This post is a recount of my experiance after recently securing an opportunity to attend James Grenning’s training course Test-Driven Development for Embedded C and follow up workshop on Legacy Code.


The training consisted of a 3 day course on Test Driven Development with an acute focus on its application to the world of Embedded C and a balanced mix of presentation, interative discussion and hands on, practical exercises. A range of concepts were covered, starting from the first contact fundementals of unit testing and quickly ramped up to more advanced spy & mocking techniques, refactoring and agile system design.

All exercises were partaken with one or more fellow attendees. This was not only a valuable opportunity to interact and bond with colleuges from different parts of the orginaisation but provded a fresh and relaxed atmosphere for antendees to experiment with pair programming while at the same time gaining practical experience in appying the concepts presented throughtout the course.


The workshop was based on the novel concept of the instructor guiding attendees as they prepared a peice of an existing, real world legacy code base with which they interacted with on a daily basis as part of their jobs and reigned it in under a test harness; creating an environment in which attendees can apply the concepts, methods and techniques acquired during the preceeding few days of training to their everyday work right away.
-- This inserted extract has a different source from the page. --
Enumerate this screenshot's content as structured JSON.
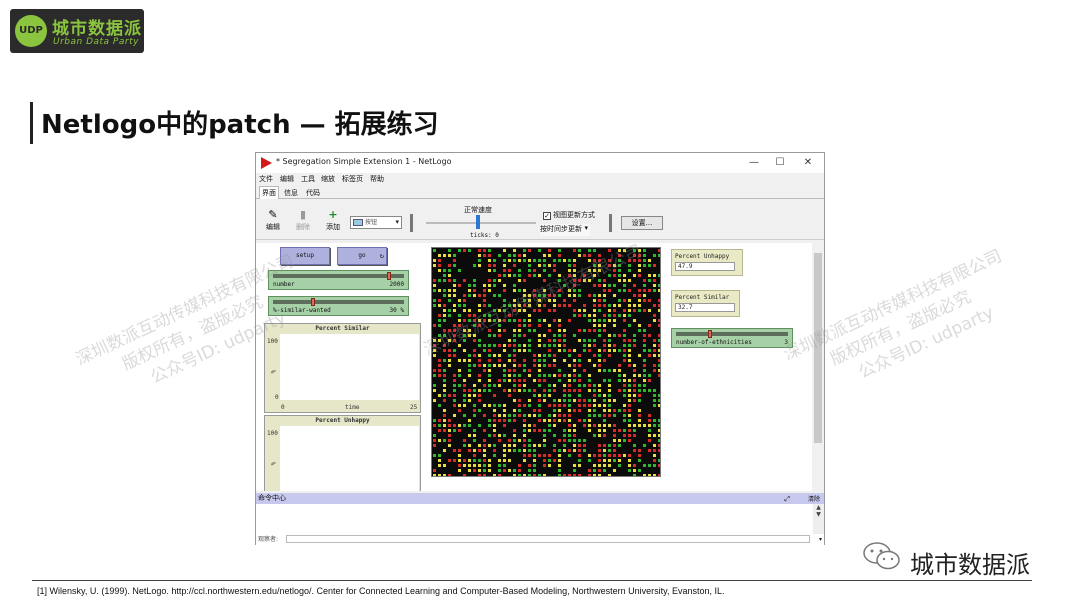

The realities of this workshop idea was everybit as challenging and audacious as it sounds. However I was very suprised and pleased to discover that the instructor and his assistant possessed the abundent levels of experience and expertise necessery to make such an exercise a resounding success despite examining three completely seperate legacy code bases during the limited time period of the workshop.


James Grenning has also taken the time to share his knowledge an insights into Test Driven Development and Embedded C in the form of a book also entitled Test-Driven Development for Embedded C. I thought it was a good read, and I say that having read over 50 technical books in the past 2 years. I would definitly regard it as essential reading for anyone working with embedded systems.

Overall I am very pleased with the course. I went in with the vague goal of “learning something”. I came away with firm grasp of Test Driven Development, its benefits and associated methodologies and more importantly with a clear view of how I can (and will) apply these techniques to my technical projects, both at home and in the office.